First Steps: What To Do If You Are Considering Blowing The Whistle Under The False Claims Act - Video
Qui tam whistleblowers often find themselves in a confusing situation. They discover that an institution or company they trusted is engaged in a scheme to commit fraud on the government. They aren’t lawyers, and often have never been involved in the legal system before. So, what should they do?
First, preserve evidence. When you accuse a company or institution of fraud, the government is not just going to take your word for it. Most cases are built with documents and other types of evidence that corroborate the whistleblower’s own testimony. If you have questions about how to handle sensitive documents, consult an attorney.
Second, act quickly. The False Claims Act has a statute of limitations – basically, a deadline – for filing cases. Subject to some exceptions, a qui tam case under the False Claims Act must be brought within six (6) years of when the fraud occurred. If you wait too long, you may lose your right to obtain an award. In addition to the statue of limitations, the qui tam provision of the False Claims Act also has what is known as a “first to file” rule. Only the first qui tam whistleblower (also known as a “relator”) that brings a lawsuit arising out of a particular fraud scheme will be entitled to a share of the monetary reward. This means that if more than one whistleblower discloses the same fraud, or brings another qui tam action, before you do, only the first whistleblower to file is eligible for an award. So for this reason, moving quickly can be important. However, it is sometimes possible for a group of whistleblowers to work together and jointly bring a False Claims Act qui tam case on behalf of the government. In some cases, this may be beneficial if more than one person has independent knowledge of the fraud being committed.

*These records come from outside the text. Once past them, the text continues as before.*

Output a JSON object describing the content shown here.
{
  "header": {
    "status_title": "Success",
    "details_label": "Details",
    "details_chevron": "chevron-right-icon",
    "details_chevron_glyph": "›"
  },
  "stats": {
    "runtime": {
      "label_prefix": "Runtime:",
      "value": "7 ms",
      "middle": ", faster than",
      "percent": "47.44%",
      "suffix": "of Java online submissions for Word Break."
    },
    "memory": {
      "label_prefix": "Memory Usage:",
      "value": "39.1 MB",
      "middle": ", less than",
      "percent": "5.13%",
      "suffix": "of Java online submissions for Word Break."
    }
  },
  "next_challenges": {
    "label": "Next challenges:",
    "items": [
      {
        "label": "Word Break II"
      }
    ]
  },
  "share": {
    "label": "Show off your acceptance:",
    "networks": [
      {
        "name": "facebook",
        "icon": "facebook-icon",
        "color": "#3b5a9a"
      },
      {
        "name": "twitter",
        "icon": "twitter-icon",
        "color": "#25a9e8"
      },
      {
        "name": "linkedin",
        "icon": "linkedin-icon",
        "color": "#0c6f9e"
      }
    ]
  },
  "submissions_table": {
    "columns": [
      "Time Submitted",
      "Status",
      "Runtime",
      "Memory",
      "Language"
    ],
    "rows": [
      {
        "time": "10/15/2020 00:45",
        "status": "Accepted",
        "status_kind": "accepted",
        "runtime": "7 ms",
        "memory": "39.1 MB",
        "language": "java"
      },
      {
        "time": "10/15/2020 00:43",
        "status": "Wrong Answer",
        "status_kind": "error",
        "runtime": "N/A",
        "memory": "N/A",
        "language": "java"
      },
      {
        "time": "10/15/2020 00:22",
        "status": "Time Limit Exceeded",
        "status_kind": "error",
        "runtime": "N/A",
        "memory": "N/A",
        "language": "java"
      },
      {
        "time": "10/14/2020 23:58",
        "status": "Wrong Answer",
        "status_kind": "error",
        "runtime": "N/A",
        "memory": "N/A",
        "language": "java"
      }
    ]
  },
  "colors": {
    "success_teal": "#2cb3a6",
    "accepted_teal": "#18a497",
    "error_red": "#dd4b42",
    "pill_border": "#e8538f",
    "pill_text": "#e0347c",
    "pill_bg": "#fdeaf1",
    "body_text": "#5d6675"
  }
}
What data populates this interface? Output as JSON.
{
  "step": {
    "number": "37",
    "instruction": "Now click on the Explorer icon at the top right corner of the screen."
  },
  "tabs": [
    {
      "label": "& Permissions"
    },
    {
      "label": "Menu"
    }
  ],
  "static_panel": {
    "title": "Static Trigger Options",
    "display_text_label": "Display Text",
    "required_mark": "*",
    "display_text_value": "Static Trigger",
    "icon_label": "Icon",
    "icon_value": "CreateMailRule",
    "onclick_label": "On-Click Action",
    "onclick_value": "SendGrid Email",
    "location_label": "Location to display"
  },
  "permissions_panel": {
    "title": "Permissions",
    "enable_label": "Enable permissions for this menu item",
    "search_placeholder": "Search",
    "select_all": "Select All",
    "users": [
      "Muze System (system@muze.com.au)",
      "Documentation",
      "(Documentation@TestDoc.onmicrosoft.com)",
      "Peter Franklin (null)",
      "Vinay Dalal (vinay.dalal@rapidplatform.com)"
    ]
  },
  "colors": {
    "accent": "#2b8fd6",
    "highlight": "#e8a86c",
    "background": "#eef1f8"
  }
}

Finally, talk to a qui tam attorney. A good lawyer with experience in False Claims Act whistleblower cases can help you through the process of deciding whether or not to go forward with your case. Your discussions with the attorney will be confidential.